Hatred is quite a strong emotion to feel for inanimate evidence notes intended to show that a company has paid towards recycling its packaging, but bear with me and I’ll explain what’s got me so wound up.
In our world of instant gratification, plastic has proved incredibly useful, allowing food and drink to be conveniently packaged and transported for consumption on the go, immediately satisfying our most basic of human needs. Unfortunately, if it is not handled correctly after its brief use, plastic can cause serious environmental problems, as hauntingly documented by Blue Planet II. People are rightly concerned about the pollution accumulating in our seas, and they want an immediate solution.
This article was originally published in Business Green.
If I were the type to shout at my radio, I would have spewed righteous vitriol at the Today programme last Thursday morning.

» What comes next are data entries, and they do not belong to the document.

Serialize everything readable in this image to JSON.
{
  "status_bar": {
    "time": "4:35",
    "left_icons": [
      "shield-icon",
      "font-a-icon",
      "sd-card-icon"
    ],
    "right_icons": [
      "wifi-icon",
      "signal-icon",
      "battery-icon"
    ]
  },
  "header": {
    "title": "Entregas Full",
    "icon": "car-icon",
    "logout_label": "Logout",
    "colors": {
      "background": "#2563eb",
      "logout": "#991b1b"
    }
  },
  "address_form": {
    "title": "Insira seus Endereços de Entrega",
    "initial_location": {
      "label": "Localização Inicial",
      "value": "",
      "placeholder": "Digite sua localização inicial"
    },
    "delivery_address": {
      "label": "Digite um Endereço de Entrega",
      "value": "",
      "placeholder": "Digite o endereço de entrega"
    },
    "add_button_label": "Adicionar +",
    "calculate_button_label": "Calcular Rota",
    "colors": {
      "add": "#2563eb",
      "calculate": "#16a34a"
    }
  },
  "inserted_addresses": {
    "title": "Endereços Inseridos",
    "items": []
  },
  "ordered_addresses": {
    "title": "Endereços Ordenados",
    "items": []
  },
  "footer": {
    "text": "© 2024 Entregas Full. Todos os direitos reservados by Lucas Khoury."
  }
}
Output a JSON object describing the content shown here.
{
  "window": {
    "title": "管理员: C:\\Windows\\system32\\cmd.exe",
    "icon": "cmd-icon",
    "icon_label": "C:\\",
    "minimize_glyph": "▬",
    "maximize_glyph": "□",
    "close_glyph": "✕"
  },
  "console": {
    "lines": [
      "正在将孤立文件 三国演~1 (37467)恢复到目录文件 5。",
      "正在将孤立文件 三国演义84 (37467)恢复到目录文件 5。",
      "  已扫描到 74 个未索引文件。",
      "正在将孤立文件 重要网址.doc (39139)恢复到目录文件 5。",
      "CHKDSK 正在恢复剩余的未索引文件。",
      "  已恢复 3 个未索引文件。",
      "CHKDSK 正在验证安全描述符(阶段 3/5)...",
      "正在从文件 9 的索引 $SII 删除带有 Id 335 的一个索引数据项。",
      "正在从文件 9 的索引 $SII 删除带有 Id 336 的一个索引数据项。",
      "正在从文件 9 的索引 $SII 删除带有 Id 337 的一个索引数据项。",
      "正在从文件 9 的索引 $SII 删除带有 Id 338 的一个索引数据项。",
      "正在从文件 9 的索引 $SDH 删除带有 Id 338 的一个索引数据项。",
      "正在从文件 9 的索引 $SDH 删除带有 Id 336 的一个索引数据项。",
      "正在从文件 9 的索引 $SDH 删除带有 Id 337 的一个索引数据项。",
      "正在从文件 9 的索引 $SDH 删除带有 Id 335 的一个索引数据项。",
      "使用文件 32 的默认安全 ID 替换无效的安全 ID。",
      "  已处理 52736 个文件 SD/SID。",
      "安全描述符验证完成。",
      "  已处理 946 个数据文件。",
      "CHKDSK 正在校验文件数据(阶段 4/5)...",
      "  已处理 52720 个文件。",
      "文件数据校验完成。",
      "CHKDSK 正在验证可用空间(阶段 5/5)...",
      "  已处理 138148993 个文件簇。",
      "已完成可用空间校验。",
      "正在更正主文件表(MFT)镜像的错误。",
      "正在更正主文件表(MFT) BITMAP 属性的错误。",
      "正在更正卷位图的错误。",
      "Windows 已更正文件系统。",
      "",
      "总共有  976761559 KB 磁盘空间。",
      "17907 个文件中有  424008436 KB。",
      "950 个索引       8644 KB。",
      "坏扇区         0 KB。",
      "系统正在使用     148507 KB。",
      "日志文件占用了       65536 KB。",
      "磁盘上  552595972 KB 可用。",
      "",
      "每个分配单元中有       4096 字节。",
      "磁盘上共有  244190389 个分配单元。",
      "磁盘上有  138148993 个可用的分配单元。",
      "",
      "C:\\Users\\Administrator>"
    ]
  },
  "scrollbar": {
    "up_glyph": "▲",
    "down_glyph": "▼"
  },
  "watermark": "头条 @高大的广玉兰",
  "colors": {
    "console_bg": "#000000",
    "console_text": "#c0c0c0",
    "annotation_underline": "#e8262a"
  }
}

Ahead of the launch of the government’s long awaited 25 Year Plan for the Environment, Environment Secretary Michael Gove was interviewed by Nick Robinson about his ‘big vision’ for dealing with the large environmental challenges that lie ahead. Introducing the segment, Robinson asserted: “The question any politician has to face in this field is this: on the one hand, people say they want less plastic and they cheer on David Attenborough, but do they want to pay 25p more for their cup of coffee?”
After years of waiting, we finally have it: this morning, Theresa May launched her government’s 25 year plan for the environment. By far the most talked about aspect of the long awaited and wide ranging strategy is the prime minister’s promise to “demonstrate global leadership” by addressing needlessly produced plastic. This will be achieved, she vowed, through action “at every stage of the production and consumption of plastic”. Bold words indeed.

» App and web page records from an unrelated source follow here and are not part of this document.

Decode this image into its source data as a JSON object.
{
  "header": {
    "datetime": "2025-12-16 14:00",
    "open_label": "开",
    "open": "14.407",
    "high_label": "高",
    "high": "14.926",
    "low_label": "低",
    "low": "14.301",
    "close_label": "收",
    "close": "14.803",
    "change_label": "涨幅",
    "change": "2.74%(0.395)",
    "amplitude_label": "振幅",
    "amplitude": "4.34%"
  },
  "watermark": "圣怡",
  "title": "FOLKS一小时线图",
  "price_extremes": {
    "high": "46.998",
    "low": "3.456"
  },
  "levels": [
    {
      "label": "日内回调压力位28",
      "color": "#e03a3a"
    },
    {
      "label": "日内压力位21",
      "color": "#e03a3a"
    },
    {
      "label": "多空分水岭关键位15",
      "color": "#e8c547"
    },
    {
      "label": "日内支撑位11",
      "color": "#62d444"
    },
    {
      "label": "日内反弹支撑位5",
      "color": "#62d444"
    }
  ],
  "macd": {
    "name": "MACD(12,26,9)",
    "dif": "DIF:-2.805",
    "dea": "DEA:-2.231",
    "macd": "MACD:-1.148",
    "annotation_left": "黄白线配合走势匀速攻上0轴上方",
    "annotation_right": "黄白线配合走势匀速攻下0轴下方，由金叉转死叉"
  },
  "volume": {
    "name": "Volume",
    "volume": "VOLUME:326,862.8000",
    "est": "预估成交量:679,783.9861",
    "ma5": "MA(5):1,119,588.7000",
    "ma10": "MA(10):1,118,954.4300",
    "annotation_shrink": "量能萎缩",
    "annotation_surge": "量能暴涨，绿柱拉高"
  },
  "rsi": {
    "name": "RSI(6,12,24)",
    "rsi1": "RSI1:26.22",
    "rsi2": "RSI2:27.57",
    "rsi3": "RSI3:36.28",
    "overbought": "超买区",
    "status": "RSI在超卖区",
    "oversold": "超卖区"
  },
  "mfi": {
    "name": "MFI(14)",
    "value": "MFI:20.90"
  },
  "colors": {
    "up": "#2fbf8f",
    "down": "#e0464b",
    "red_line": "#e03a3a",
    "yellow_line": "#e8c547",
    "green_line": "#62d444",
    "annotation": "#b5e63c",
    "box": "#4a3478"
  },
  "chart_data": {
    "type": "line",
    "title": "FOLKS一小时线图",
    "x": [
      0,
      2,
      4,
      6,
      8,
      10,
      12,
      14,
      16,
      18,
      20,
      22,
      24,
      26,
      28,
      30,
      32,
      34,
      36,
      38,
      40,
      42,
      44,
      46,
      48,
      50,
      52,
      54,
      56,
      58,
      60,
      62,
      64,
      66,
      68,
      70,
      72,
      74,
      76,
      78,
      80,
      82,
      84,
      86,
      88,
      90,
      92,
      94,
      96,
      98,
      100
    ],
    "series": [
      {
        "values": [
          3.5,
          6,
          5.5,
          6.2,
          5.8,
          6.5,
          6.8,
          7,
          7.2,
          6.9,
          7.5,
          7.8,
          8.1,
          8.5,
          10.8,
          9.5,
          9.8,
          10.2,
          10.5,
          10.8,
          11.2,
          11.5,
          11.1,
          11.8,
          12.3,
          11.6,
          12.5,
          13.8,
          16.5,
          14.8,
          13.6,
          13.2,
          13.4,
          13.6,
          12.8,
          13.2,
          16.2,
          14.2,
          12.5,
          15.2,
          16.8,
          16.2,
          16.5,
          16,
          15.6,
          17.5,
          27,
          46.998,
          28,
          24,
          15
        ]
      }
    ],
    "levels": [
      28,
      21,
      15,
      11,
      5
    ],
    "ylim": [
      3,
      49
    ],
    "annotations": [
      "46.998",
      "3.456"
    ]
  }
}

Nearly 175 years ago, Charles Dickens ‘invented’ the modern holiday of Christmas through A Christmas Carol, the story of Ebenezer Scrooge’s transformation from miser to the embodiment of festive generosity. The story has been credited with cementing in place many of the traditions we continue to observe to this day, including holding a family feast of seasonal food and drink. Read more
Recent research has shown that the number of people who own their own homes is at a 30 year low and, with growing anxiety about young people being unable to get on the property ladder, the government has started to act. In the budget, Philip Hammond aimed to revive “the dream of home ownership” by abolishing the stamp duty for homes up to £300,000, designed to appeal to the group increasingly known as ‘generation rent’.

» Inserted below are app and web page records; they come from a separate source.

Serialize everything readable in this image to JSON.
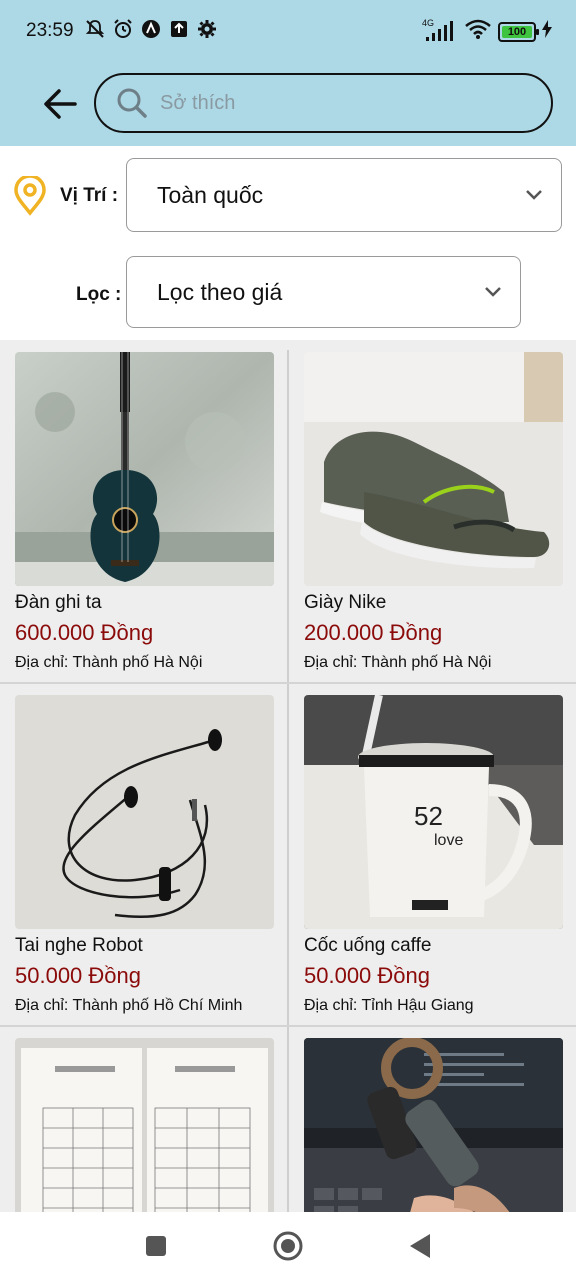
{
  "status_bar": {
    "time": "23:59",
    "network_type": "4G",
    "battery_level": "100",
    "icons": [
      "mute-icon",
      "alarm-icon",
      "app-icon",
      "upload-icon",
      "settings-icon",
      "signal-icon",
      "wifi-icon",
      "battery-icon",
      "charging-icon"
    ]
  },
  "header": {
    "search_placeholder": "Sở thích"
  },
  "filters": {
    "location_label": "Vị Trí :",
    "location_value": "Toàn quốc",
    "filter_label": "Lọc :",
    "filter_value": "Lọc theo giá"
  },
  "products": [
    {
      "name": "Đàn ghi ta",
      "price": "600.000 Đồng",
      "address": "Địa chỉ: Thành phố Hà Nội",
      "image": "guitar"
    },
    {
      "name": "Giày Nike",
      "price": "200.000 Đồng",
      "address": "Địa chỉ: Thành phố Hà Nội",
      "image": "shoes"
    },
    {
      "name": "Tai nghe Robot",
      "price": "50.000 Đồng",
      "address": "Địa chỉ: Thành phố Hồ Chí Minh",
      "image": "earphones"
    },
    {
      "name": "Cốc uống caffe",
      "price": "50.000 Đồng",
      "address": "Địa chỉ: Tỉnh Hậu Giang",
      "image": "mug"
    },
    {
      "name": "",
      "price": "",
      "address": "",
      "image": "sudoku-book"
    },
    {
      "name": "",
      "price": "",
      "address": "",
      "image": "hand-gripper"
    }
  ],
  "colors": {
    "header_bg": "#add8e6",
    "price": "#8b0a0a",
    "location_pin": "#f0b323"
  },
  "navigation": {
    "buttons": [
      "recent-apps-icon",
      "home-icon",
      "back-nav-icon"
    ]
  }
}
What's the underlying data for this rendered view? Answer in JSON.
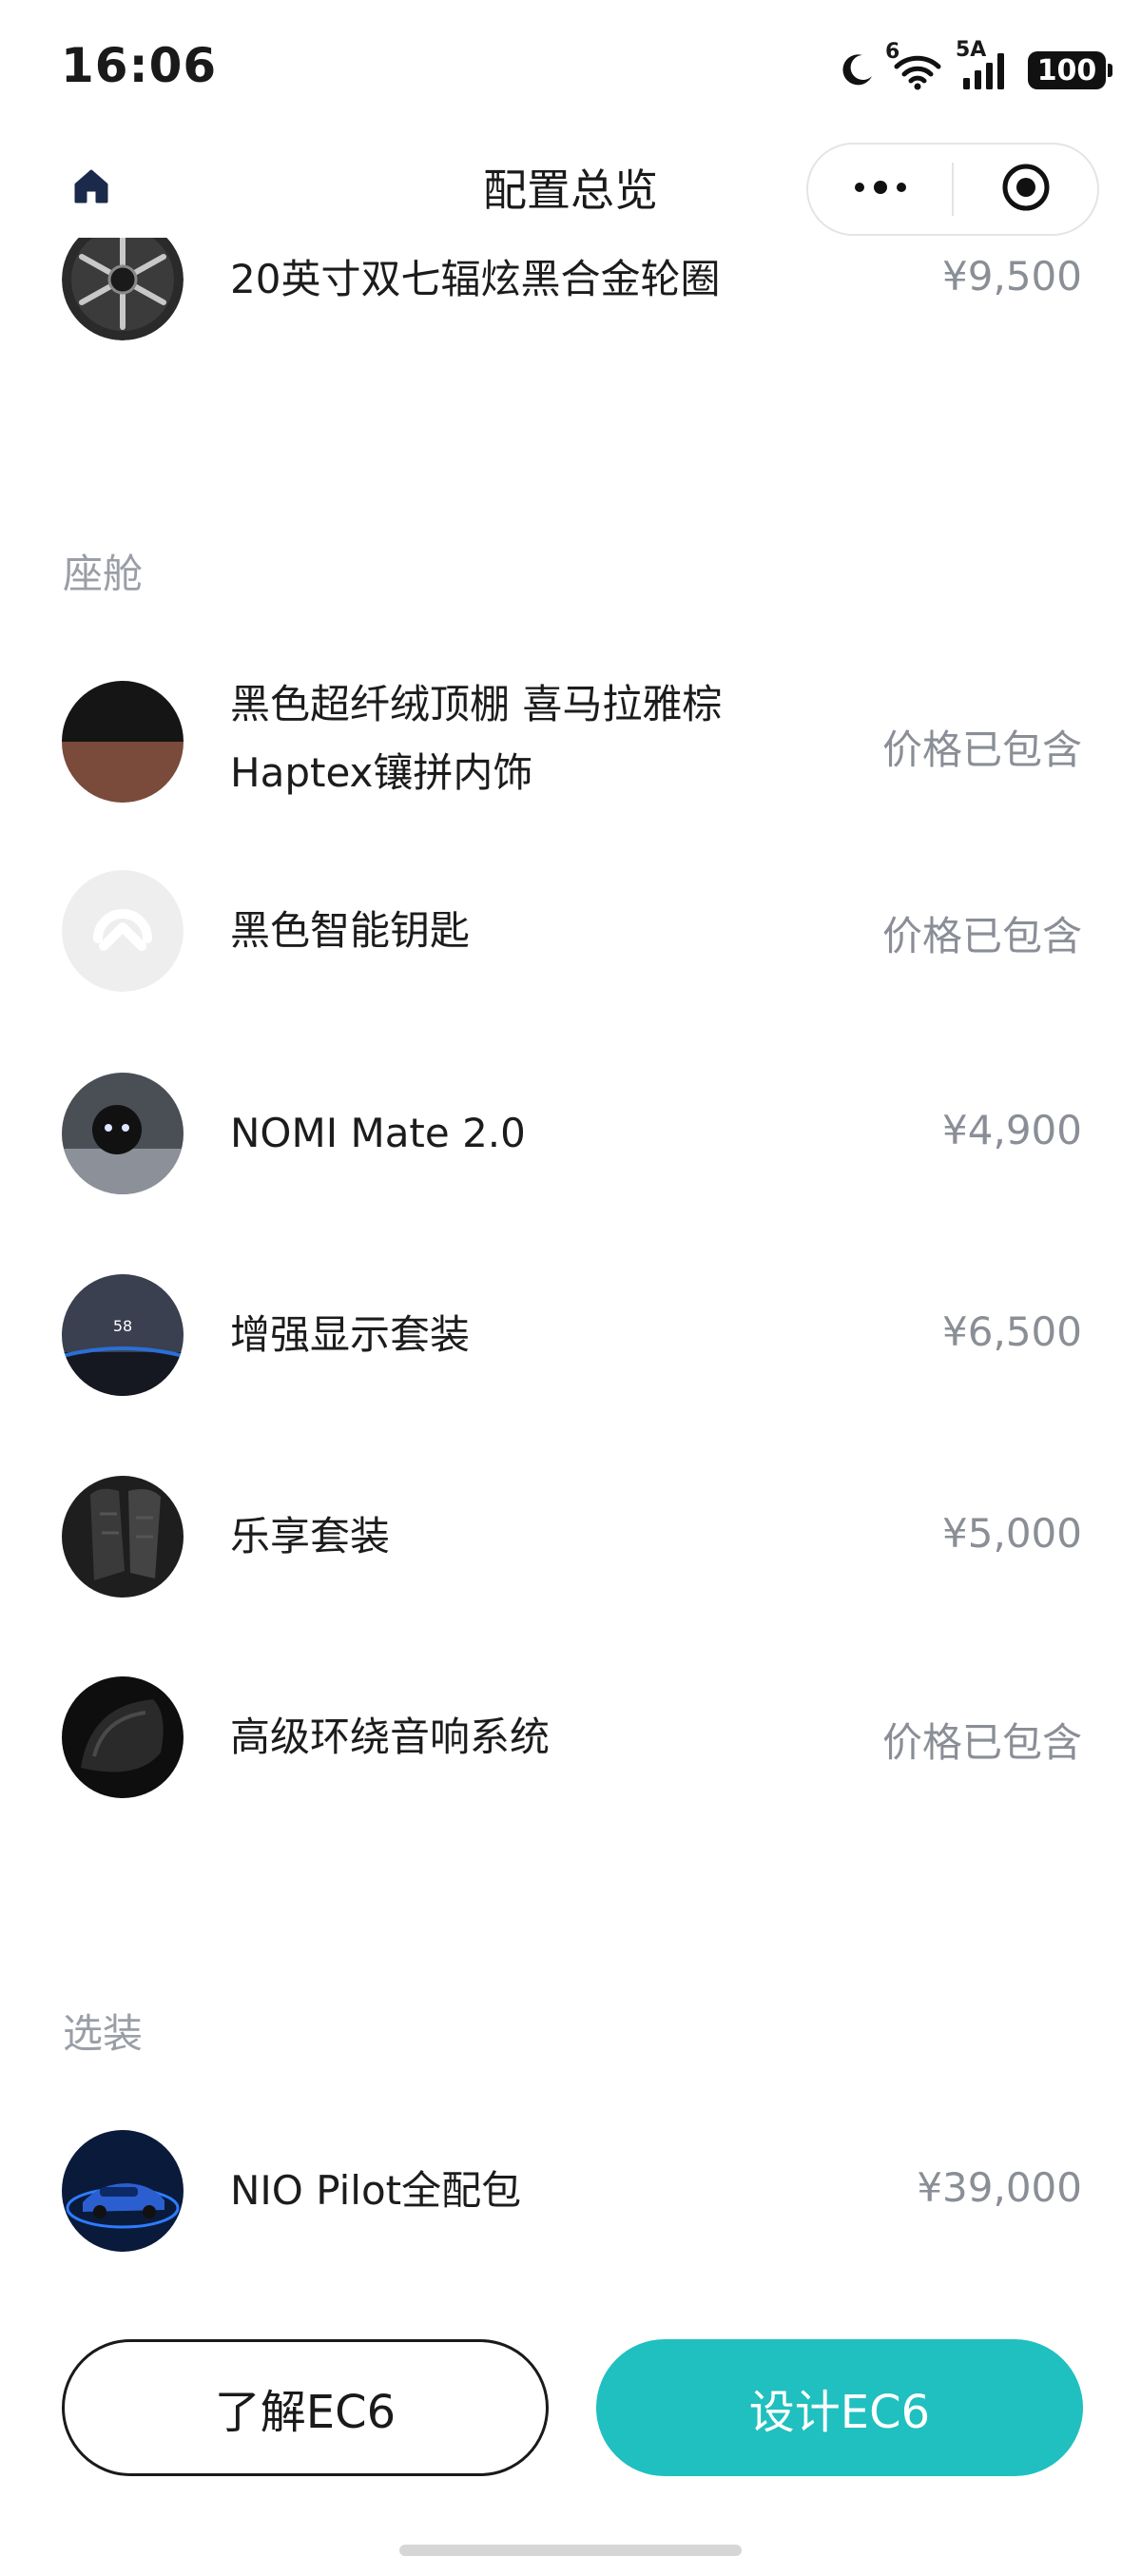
{
  "status_bar": {
    "time": "16:06",
    "network_label": "5A",
    "wifi_label": "6",
    "battery": "100"
  },
  "nav": {
    "title": "配置总览",
    "home_icon": "home-icon",
    "more_icon": "more-dots-icon",
    "close_icon": "target-close-icon"
  },
  "top_item": {
    "name": "20英寸双七辐炫黑合金轮圈",
    "price": "¥9,500",
    "thumb": "wheel-thumb"
  },
  "sections": {
    "cabin": {
      "title": "座舱",
      "items": [
        {
          "name_line1": "黑色超纤绒顶棚 喜马拉雅棕",
          "name_line2": "Haptex镶拼内饰",
          "price": "价格已包含",
          "thumb": "interior-trim-thumb"
        },
        {
          "name": "黑色智能钥匙",
          "price": "价格已包含",
          "thumb": "smart-key-thumb"
        },
        {
          "name": "NOMI Mate 2.0",
          "price": "¥4,900",
          "thumb": "nomi-thumb"
        },
        {
          "name": "增强显示套装",
          "price": "¥6,500",
          "thumb": "hud-display-thumb",
          "thumb_text": "58"
        },
        {
          "name": "乐享套装",
          "price": "¥5,000",
          "thumb": "seat-package-thumb"
        },
        {
          "name": "高级环绕音响系统",
          "price": "价格已包含",
          "thumb": "speaker-thumb"
        }
      ]
    },
    "options": {
      "title": "选装",
      "items": [
        {
          "name": "NIO Pilot全配包",
          "price": "¥39,000",
          "thumb": "nio-pilot-thumb"
        }
      ]
    }
  },
  "buttons": {
    "learn": "了解EC6",
    "design": "设计EC6"
  },
  "colors": {
    "accent": "#1fc0bf",
    "muted_text": "#8a8e96",
    "section_title": "#9a9ea6",
    "home_icon": "#1b2a4a"
  }
}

Freedom’s Sentinel, Operation Red Dragon, Liberty Shield, National Sword and Green Quest. They all sound like the names given to military interventions of recent years. And, in fact, they all are, apart from one, which is a Chinese government programme aiming to improve the quality of recycling. And, no, it’s not Green Quest (a short lived American operation investigating terrorist financing sources). Rather, the programme seeking to prevent imports of poor quality recyclates is National Sword, a surprisingly aggressive title for such an environmentally beneficial endeavour.
This article was originally published on Business Green.
It’s been more than six months since the prime minister triggered Article 50, what’s commonly referred to as “the starting gun” for our departure from the EU. If you imagine Brexit as a race, then, that means that we’re over a quarter of the way through the process that will, in theory, conclude on 30 March 2019 at the latest. At that time, EU treaties – all 750+ of them – and the various laws and regulations that have accumulated over the past 40 odd years – including more than 1,100 pieces of environmental law – will cease to apply here.
According to the RSA, we are living in The Age of the City, where urban areas “are increasingly powerful in national and global politics and are driving economic growth”. In the UK, urban political power has historically been limited, but the rise of directly elected mayors has given strategic powers over wide areas to local politicians, not least in the realm of the environment. Read more
The scale of plastic pollution plaguing our oceans is alarming. Eight million tonnes of the stuff is being lost to the sea each year. At least 136 species of marine life are affected by plastic entanglement, and many more still – at least 250 species – ingest plastic pieces that can be a million times more toxic than the water around them. We are one of those species, with European shellfish consumers ingesting around 11,000 bits of microplastic every year. Read more